Go through the data below line by line. Give only the number of lines that contain "true".

(Web page and app entries)
◇ ◇ ◇ ◇
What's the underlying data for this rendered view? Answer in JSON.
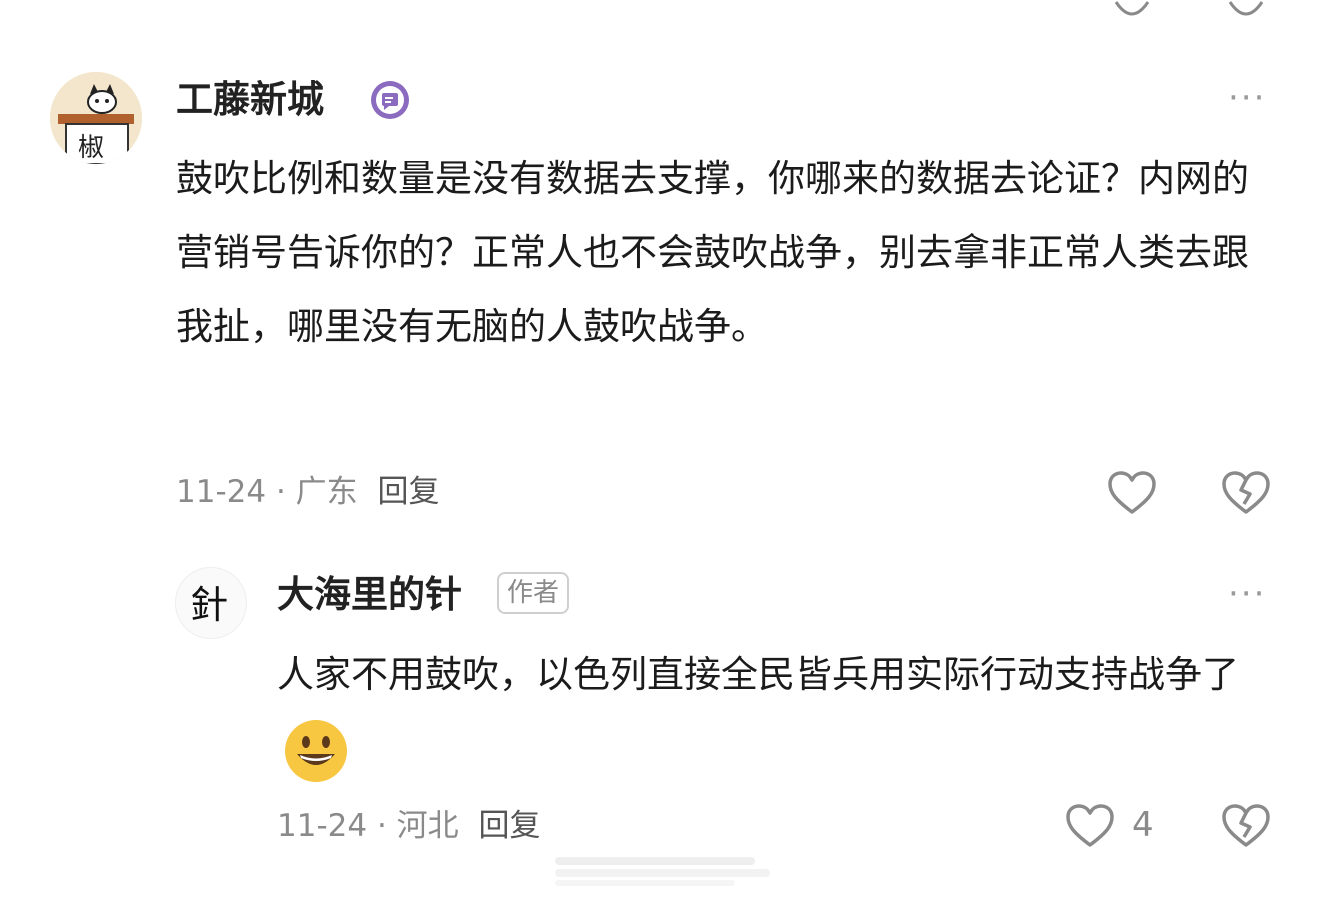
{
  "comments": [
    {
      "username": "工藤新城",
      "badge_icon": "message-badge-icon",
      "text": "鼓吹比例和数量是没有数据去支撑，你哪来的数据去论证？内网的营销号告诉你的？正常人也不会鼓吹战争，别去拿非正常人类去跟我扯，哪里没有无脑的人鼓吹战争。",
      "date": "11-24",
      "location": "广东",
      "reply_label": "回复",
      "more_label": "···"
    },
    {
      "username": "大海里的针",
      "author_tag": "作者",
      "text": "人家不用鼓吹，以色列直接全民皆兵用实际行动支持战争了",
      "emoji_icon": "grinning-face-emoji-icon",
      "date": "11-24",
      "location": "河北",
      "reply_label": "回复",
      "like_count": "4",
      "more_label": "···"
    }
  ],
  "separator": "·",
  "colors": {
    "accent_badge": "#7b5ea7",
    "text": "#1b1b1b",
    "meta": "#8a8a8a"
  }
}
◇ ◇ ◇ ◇
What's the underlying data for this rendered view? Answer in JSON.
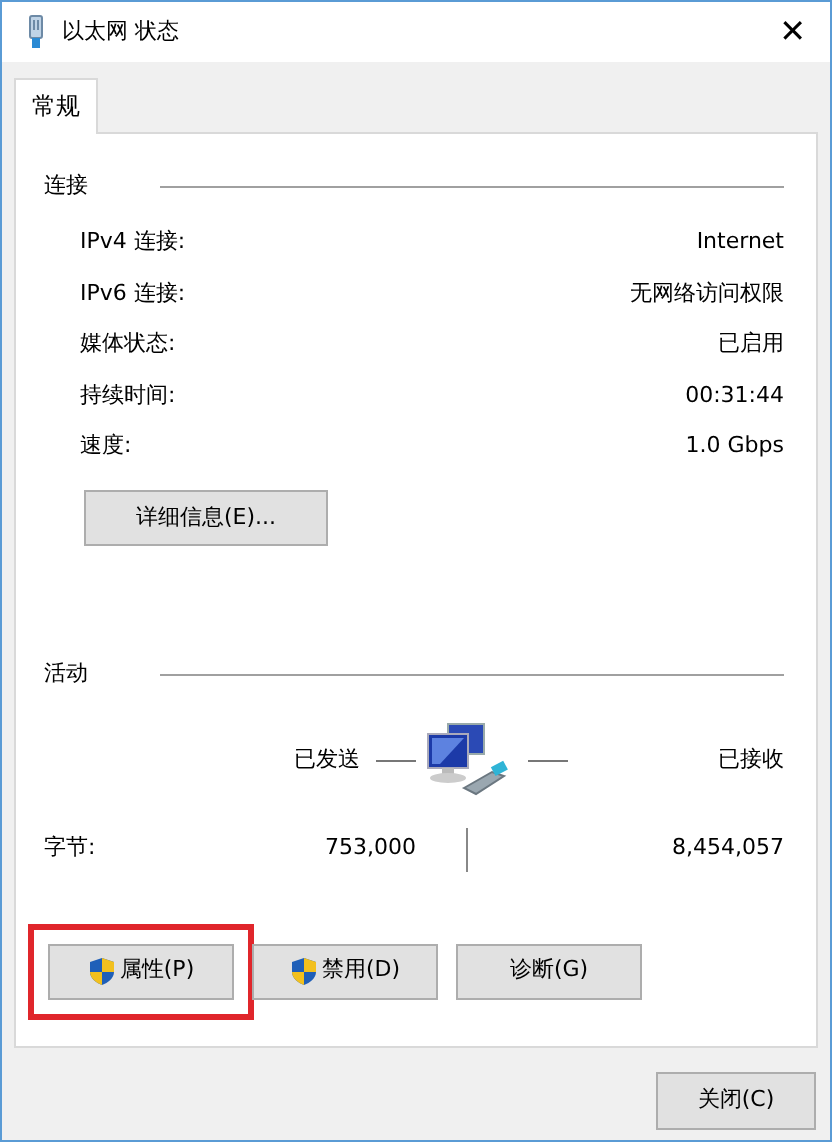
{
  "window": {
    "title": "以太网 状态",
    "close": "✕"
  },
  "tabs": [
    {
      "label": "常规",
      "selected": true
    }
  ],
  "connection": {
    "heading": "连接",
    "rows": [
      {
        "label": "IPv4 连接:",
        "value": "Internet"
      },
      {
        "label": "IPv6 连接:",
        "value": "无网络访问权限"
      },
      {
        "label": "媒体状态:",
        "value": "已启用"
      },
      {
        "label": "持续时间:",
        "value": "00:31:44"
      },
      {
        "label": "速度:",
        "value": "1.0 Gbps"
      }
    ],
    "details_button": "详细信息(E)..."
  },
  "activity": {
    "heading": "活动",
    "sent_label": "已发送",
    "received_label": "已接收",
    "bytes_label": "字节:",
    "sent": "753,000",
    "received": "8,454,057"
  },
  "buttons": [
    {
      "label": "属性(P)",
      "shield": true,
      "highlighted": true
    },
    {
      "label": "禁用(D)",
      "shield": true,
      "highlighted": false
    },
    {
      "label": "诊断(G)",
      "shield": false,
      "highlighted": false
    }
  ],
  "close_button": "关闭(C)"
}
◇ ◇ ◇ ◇
TASK RESULT
4